(Entries from a dataset of interfaces)
[Start of section]

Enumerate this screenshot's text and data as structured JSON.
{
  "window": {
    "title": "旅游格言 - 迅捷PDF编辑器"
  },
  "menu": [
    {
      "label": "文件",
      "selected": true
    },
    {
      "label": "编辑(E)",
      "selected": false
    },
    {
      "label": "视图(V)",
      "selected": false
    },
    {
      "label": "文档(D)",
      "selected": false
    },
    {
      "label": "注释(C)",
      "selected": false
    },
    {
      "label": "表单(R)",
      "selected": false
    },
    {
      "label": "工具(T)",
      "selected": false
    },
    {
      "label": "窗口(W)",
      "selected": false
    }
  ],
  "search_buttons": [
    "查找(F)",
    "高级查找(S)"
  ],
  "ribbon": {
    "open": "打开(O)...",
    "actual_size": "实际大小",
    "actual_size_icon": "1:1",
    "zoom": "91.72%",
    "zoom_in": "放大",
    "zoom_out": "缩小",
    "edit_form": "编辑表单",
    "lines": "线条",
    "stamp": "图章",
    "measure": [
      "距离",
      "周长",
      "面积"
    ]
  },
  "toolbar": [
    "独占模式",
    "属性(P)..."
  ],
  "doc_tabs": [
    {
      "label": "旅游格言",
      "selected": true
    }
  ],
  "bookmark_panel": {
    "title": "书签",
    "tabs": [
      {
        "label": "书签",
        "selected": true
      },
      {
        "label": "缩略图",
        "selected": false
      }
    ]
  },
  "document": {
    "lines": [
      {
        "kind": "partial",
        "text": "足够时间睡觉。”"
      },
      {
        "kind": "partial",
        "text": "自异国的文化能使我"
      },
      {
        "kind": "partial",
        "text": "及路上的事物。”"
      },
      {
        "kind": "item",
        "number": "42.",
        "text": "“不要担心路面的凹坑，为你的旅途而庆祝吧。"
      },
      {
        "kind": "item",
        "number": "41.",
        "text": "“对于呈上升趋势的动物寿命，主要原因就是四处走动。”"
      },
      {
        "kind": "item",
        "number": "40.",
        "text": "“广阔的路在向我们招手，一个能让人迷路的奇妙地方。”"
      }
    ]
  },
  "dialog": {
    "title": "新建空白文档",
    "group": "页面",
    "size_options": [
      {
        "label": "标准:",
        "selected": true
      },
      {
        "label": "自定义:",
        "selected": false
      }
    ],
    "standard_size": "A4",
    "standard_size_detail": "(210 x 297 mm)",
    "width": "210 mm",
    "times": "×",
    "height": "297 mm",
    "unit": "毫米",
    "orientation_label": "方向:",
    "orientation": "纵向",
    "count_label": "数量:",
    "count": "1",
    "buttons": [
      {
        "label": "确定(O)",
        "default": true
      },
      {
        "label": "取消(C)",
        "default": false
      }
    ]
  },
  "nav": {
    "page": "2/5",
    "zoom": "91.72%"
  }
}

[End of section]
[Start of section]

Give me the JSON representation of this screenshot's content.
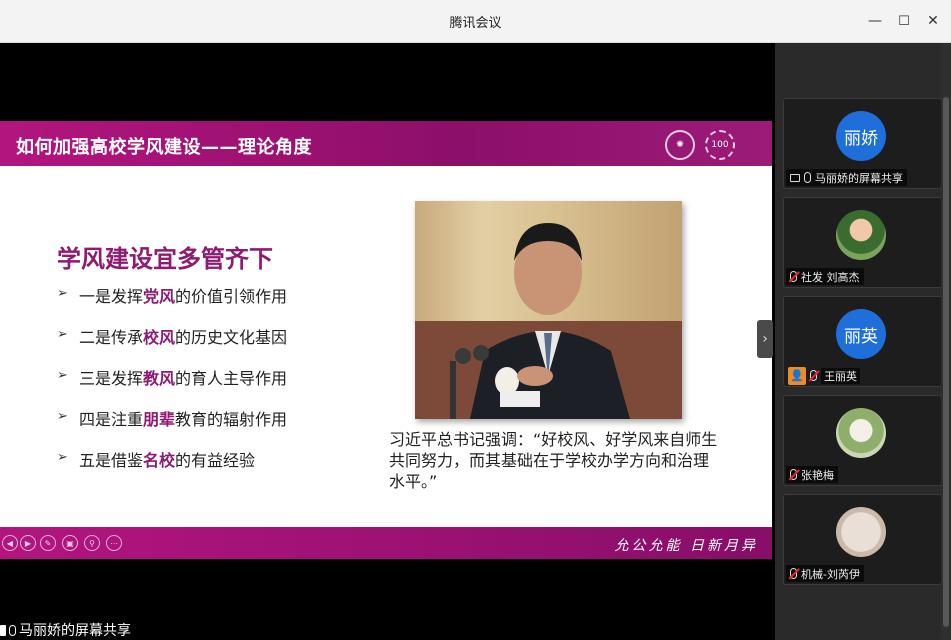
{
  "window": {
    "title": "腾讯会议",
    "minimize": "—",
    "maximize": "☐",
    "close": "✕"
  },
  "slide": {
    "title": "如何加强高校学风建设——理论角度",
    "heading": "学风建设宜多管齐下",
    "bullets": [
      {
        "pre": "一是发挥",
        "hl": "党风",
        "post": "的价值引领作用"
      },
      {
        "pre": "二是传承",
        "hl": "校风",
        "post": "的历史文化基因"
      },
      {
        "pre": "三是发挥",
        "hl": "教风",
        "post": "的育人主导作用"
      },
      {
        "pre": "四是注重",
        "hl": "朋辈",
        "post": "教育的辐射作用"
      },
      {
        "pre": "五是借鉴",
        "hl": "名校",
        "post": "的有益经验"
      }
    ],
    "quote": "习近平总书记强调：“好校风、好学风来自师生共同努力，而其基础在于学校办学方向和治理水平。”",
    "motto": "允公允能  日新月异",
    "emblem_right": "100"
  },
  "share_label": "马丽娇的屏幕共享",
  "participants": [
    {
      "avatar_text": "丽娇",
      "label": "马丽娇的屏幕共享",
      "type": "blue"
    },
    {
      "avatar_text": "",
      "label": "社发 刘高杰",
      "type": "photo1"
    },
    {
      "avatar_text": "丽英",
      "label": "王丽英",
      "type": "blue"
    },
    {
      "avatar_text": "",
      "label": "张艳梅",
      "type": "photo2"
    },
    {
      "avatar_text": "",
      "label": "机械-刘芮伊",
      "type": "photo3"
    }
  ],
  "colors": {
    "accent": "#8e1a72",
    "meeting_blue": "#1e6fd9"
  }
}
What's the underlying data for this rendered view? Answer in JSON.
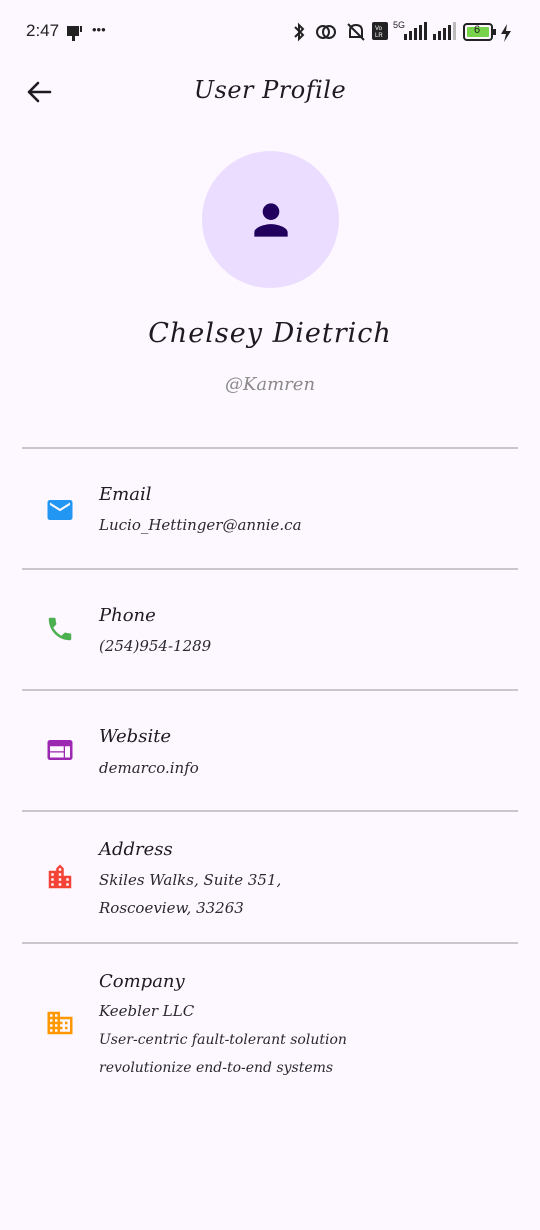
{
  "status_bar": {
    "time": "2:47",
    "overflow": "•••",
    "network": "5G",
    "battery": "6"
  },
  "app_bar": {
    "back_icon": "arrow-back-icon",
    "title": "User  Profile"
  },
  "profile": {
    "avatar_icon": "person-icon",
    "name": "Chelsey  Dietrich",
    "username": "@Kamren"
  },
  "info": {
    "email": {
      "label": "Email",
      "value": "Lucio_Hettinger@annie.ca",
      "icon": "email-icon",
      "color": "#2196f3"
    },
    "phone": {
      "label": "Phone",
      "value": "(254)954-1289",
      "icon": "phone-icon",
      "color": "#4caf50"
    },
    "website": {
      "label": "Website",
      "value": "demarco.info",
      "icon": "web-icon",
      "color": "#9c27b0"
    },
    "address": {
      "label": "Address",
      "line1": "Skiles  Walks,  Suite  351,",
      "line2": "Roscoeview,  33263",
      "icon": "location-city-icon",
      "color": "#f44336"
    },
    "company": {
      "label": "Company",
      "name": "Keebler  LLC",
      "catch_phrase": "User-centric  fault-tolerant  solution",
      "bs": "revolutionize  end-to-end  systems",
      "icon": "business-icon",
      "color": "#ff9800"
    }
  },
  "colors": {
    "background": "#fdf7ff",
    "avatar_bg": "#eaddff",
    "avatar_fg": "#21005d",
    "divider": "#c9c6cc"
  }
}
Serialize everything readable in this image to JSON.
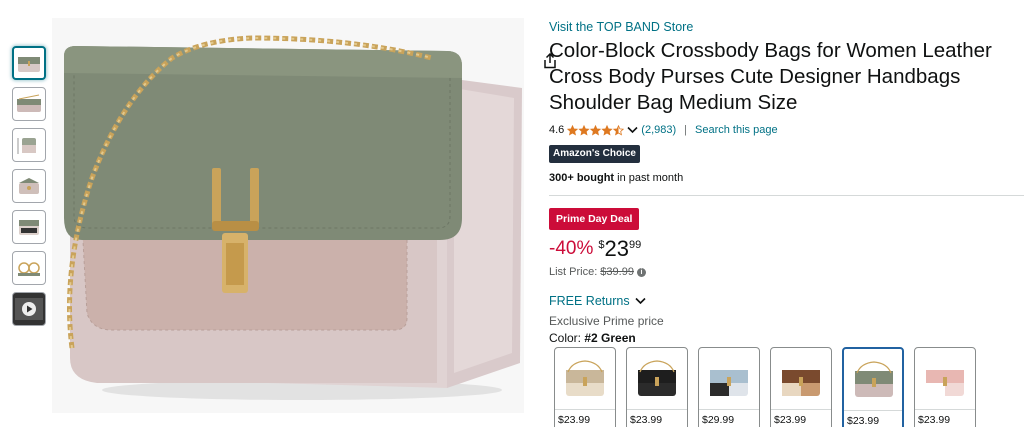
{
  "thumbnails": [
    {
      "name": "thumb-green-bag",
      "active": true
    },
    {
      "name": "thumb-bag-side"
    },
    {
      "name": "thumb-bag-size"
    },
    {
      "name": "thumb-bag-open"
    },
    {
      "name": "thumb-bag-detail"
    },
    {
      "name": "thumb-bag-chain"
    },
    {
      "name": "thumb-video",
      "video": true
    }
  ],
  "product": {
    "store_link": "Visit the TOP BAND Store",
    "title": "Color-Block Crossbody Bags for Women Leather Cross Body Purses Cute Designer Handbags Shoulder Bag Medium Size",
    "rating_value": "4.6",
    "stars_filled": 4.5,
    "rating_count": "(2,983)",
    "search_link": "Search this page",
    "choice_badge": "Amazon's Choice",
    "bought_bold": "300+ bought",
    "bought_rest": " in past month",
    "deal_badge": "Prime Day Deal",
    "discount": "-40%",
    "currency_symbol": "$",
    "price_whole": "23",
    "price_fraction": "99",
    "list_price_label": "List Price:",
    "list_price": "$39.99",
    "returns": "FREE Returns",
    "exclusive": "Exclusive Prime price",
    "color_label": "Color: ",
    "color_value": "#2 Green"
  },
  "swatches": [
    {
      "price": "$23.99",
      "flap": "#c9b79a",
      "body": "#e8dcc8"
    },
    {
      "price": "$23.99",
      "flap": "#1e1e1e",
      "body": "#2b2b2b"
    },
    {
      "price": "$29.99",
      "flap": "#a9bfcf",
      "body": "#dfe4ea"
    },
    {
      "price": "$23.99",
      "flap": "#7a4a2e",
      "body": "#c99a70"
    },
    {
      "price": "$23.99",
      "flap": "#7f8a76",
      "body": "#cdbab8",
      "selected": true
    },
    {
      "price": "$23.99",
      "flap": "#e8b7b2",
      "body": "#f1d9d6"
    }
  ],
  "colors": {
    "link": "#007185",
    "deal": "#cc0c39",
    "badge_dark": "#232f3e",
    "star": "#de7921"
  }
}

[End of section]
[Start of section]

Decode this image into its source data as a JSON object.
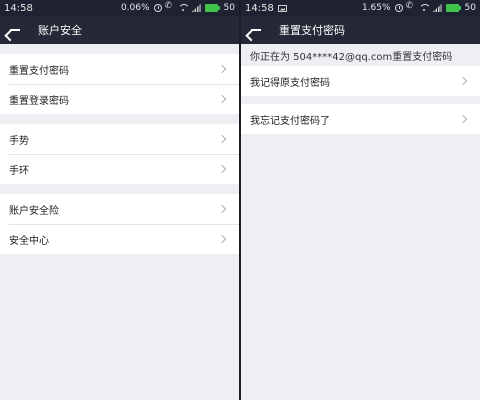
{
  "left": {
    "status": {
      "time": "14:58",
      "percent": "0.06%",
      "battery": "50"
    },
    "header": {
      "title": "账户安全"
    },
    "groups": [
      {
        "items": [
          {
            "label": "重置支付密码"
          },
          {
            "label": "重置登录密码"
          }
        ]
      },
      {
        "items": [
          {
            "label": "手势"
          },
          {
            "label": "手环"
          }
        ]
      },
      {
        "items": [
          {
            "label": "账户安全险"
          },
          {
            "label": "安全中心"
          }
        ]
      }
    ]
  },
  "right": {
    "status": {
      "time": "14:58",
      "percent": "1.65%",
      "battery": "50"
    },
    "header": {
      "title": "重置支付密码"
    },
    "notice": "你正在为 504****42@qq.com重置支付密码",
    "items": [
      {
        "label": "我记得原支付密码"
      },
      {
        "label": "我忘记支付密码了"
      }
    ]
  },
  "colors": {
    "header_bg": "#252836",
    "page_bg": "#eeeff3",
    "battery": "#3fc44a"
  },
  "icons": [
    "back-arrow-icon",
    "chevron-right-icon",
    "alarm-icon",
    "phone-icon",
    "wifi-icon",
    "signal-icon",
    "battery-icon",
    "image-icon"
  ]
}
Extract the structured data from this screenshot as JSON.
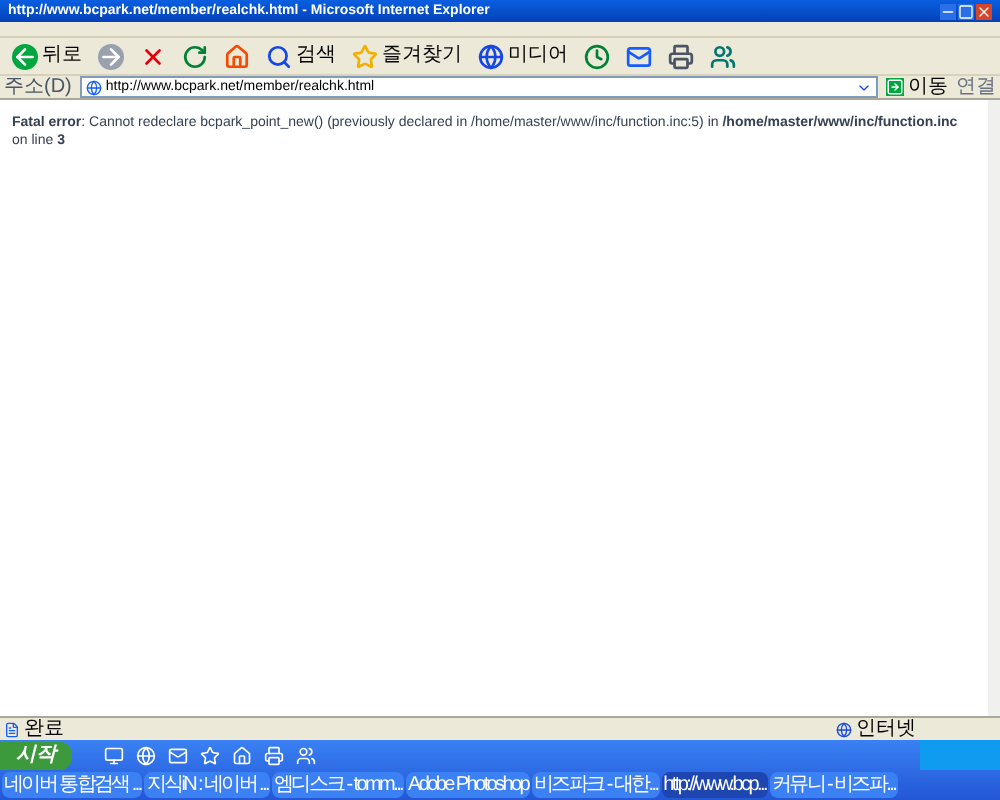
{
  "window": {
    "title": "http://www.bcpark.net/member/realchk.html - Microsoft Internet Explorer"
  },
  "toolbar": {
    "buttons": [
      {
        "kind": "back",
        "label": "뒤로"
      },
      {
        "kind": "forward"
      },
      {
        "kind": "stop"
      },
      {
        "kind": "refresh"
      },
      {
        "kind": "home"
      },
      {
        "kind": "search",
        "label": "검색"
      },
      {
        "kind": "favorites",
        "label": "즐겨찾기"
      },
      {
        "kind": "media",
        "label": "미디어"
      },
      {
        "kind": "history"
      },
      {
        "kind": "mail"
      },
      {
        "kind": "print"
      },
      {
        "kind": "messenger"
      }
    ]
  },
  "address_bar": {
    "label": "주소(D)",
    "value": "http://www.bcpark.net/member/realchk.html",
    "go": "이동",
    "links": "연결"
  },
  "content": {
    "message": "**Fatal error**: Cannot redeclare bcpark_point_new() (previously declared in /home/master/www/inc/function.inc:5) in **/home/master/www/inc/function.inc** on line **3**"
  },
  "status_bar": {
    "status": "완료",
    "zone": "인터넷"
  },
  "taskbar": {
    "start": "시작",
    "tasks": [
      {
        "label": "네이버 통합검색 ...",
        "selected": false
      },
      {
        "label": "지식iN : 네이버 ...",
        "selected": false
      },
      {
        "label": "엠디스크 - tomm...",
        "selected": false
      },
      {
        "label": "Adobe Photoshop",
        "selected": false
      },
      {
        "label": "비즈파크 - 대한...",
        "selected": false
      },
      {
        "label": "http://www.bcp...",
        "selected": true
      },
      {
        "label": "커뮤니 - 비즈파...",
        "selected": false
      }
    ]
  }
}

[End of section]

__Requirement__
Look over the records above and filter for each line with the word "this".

__Answer space__
Enumerate this screenshot's text and data as structured JSON.
Give me the JSON representation of this screenshot's content.
What's the underlying data for this rendered view? Answer in JSON.
Serialize everything readable in this image to JSON.
    "search_link": "Search this page",
Decode this image into its source data as a JSON object.
Extract the structured data from this screenshot as JSON.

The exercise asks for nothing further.